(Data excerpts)
========
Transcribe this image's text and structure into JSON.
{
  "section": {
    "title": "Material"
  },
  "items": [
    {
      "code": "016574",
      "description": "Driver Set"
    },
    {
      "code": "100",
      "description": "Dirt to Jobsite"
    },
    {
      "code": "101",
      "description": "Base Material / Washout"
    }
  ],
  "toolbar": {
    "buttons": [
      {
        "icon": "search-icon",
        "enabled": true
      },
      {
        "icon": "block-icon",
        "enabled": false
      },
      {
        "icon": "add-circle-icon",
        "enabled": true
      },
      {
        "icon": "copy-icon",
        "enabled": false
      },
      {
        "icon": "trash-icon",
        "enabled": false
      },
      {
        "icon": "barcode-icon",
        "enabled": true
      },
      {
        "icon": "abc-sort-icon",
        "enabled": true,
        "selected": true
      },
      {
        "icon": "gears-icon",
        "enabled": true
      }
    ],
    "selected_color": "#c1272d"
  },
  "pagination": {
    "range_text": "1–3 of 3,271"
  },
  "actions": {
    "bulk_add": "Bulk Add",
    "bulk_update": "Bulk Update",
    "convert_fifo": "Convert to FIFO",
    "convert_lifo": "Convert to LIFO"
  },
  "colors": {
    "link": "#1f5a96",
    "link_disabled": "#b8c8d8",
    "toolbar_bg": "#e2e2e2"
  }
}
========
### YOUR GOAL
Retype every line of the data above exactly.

### ANSWER TO THIS EXERCISE
Transcribe this image's text and structure into JSON.
{
  "section": {
    "title": "Material"
  },
  "items": [
    {
      "code": "016574",
      "description": "Driver Set"
    },
    {
      "code": "100",
      "description": "Dirt to Jobsite"
    },
    {
      "code": "101",
      "description": "Base Material / Washout"
    }
  ],
  "toolbar": {
    "buttons": [
      {
        "icon": "search-icon",
        "enabled": true
      },
      {
        "icon": "block-icon",
        "enabled": false
      },
      {
        "icon": "add-circle-icon",
        "enabled": true
      },
      {
        "icon": "copy-icon",
        "enabled": false
      },
      {
        "icon": "trash-icon",
        "enabled": false
      },
      {
        "icon": "barcode-icon",
        "enabled": true
      },
      {
        "icon": "abc-sort-icon",
        "enabled": true,
        "selected": true
      },
      {
        "icon": "gears-icon",
        "enabled": true
      }
    ],
    "selected_color": "#c1272d"
  },
  "pagination": {
    "range_text": "1–3 of 3,271"
  },
  "actions": {
    "bulk_add": "Bulk Add",
    "bulk_update": "Bulk Update",
    "convert_fifo": "Convert to FIFO",
    "convert_lifo": "Convert to LIFO"
  },
  "colors": {
    "link": "#1f5a96",
    "link_disabled": "#b8c8d8",
    "toolbar_bg": "#e2e2e2"
  }
}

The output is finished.